UNICEF Blog: Pick-Ni Cherry artist takes on dark secret of child sexual abuse

pick ni cherry kerron clarke unicef

Just published an interview I did with young author-illustrator-artist Kerron Clarke on the UNICEF Jamaica blog, about her illustrated novel Pick-Ni Cherry. The as-yet-unpublished novel is Kerron’s very personal attempt to warn children, families and society about sexual abuse happening within the home.

Herself a survivor of abuse, Kerron tells the story in a child’s voice, attempting to put us in the shoes of the most vulnerable and abused members of society. More than 1 in 5 Jamaican girls report forced sex.
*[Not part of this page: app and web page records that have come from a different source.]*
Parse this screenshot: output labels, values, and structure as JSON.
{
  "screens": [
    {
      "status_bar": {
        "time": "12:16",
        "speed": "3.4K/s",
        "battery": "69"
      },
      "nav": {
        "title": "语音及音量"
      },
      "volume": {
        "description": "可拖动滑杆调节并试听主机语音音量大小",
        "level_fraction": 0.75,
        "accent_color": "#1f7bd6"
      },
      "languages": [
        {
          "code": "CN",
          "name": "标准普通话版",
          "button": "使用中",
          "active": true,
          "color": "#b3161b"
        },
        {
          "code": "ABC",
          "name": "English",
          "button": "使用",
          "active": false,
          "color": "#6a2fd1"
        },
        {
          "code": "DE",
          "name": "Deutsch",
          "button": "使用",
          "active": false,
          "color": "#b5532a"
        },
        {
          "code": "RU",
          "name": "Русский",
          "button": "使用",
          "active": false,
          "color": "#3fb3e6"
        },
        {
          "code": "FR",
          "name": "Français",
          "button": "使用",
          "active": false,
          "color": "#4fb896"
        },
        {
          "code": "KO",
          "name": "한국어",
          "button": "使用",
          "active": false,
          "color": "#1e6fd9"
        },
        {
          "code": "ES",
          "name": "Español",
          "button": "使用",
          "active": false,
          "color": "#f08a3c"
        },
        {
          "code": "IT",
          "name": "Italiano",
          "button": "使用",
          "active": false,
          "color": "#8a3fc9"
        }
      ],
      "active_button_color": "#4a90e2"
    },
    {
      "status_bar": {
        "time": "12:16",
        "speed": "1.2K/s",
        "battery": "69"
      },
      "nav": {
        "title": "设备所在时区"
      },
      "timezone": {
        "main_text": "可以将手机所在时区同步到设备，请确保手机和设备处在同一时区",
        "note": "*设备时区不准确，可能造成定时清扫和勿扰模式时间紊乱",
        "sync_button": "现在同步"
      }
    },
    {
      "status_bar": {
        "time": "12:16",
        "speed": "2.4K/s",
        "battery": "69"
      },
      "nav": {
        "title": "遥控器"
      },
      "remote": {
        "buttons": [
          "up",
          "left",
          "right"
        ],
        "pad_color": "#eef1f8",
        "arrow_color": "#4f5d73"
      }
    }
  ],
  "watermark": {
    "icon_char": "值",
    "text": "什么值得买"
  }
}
In many cases, the perpetrators aren’t strangers lurking in the dark. They are family members who are trusted and unsuspected.

Read the full interview here.


Working with UNICEF: new Jamaica blog + Facebook Free Basics

unicef jamaica connect blog

There’s actually solutions to many of Jamaican society’s problems available right here on the island. I’m blessed that my work with UNICEF provides an opportunity to highlight some of the solutions and not just the problems.

The UNICEF Jamaica blog aims to help the organisation and its partners to generate conversations around successful programmes to benefit children that the news cycle otherwise misses out on. These programmes might be those that reduce violence against children; improve their health or expand their learning potential. Continue reading


Giving up guns to give back: Ras Kassa film about peace activist Milton Tomlinson

“Ordained” is how Milton Tomlinson describes a life that has taken him from being the youth holding a gun, to a 43-year-old man who persuades younger versions of himself to put it down and pick up something more positive, namely the rest of their lives.

If his life in a soundbite sounds like a movie script treatment then that’s because it is –
now in the form of Before & After, a short film directed by Ras Kassa for the #KeepChildrenSafe initiative organised by the Office of the Children’s Advocate and UNICEF, supported by TVJ, JNN, The Gleaner and Do Good Jamaica. While the initiative examines ways to protect children from violence, the film re-tells how Tomlinson went from ‘badness’ to Kingston Peace Management Initiative (PMI) volunteer.

“QUIET ON SET!” yells the director as a packed but respectful backyard full of youths concentrate on acting out a confrontational scene from Milton’s childhood. These teenagers, in his home community of Mountain View, are holding up a mirror to Tomlinson’s own past. It is these youths and those of other communities who inspire him to do what has now become a full-time job. Continue reading